19 July 2008

Google search technology

The Technologies Behind Google Ranking are the subject of an item in the Official Google Blog. The title is a little misleading, since the article tells us what the technology does rather what it is :-)

16 July 2008


Thanks to Jim Till's Weblog for drawing my attention to Gunther Eysenbach's paper at the E-PUB conference on WebCite. Readers of Information Research will probably be aware that we now ask authors to archive any referenced Web documents to WebCite to avoid the common problem of "link rot". Eysenbach's paper is a useful account of WebCite and of its plans for the future.

05 July 2008

A vote for Opera

In Thursday's issue of the Technology supplement to the Guardian newspaper, Andrew Brown promotes Opera as his browser-of-choice over Firefox. Brown likes the fact that:
"It does the two things that I really need in any browser, which are tab management and ad-blocking, very well indeed. It has a crude but effective note facility which can be synchronised across computers. The bookmarks and the history are both indexed and can be searched almost instantaneously"

He also likes the mail client incorporated into Opera and, from his description, if you want to keep your e-mails on your own hard disc, Opera would seem to have things to recommend it.

Before Firefox came along, I often used Opera in preference to IE, and, of course, Opera introduced a number of features (such as tabs) which many now associate with Firefox. However, I'm now permanently hooked to Firefox and, although I have tried out the latest version (Opera 9.5) I think I'm pretty unlikely to go over to it now. But, you never do know...

The IR reader survey

This little widget tells you how many people have responded to the readership survey:

online surveys

The curious thing is that people appear to drop out without completing the survey. So, as of now, 455 people have answered question 1, but only 428 are shown as having completed, and by the time we get to the final question, only 421 are shown to have answered.
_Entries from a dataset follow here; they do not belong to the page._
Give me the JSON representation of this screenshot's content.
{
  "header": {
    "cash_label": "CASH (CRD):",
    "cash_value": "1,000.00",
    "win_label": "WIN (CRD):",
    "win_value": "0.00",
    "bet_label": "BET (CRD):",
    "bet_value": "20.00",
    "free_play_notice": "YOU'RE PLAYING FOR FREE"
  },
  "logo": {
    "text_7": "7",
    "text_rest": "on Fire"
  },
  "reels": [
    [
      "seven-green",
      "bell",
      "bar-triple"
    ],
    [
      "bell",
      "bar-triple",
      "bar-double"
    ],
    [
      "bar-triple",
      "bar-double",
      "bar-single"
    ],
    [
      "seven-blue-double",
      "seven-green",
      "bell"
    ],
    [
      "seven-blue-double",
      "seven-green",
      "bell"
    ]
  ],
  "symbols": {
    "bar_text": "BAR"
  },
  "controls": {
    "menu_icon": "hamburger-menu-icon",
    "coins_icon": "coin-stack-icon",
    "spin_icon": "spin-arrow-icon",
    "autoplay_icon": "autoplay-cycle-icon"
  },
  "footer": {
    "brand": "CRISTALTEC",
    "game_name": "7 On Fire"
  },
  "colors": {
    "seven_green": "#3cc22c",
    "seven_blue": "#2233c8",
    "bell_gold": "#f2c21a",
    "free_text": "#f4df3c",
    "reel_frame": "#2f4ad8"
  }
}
If anyone has experienced difficulty in completing the questionnaire, please let me know.

Report on open access

Peter Suber's regular report on the state of open access deals this month with "Open access and the last-mile problem for knowledge". The last mile problem is "the one at the end of the process [of research and scholarly communication]: making individualized connections to all the individual users who need to read that research". The point of OA, of course, is that as it grows, the 'last mile problem' reduces, since all one requires for access is an Internet connection. A very interesting and thoughtful piece.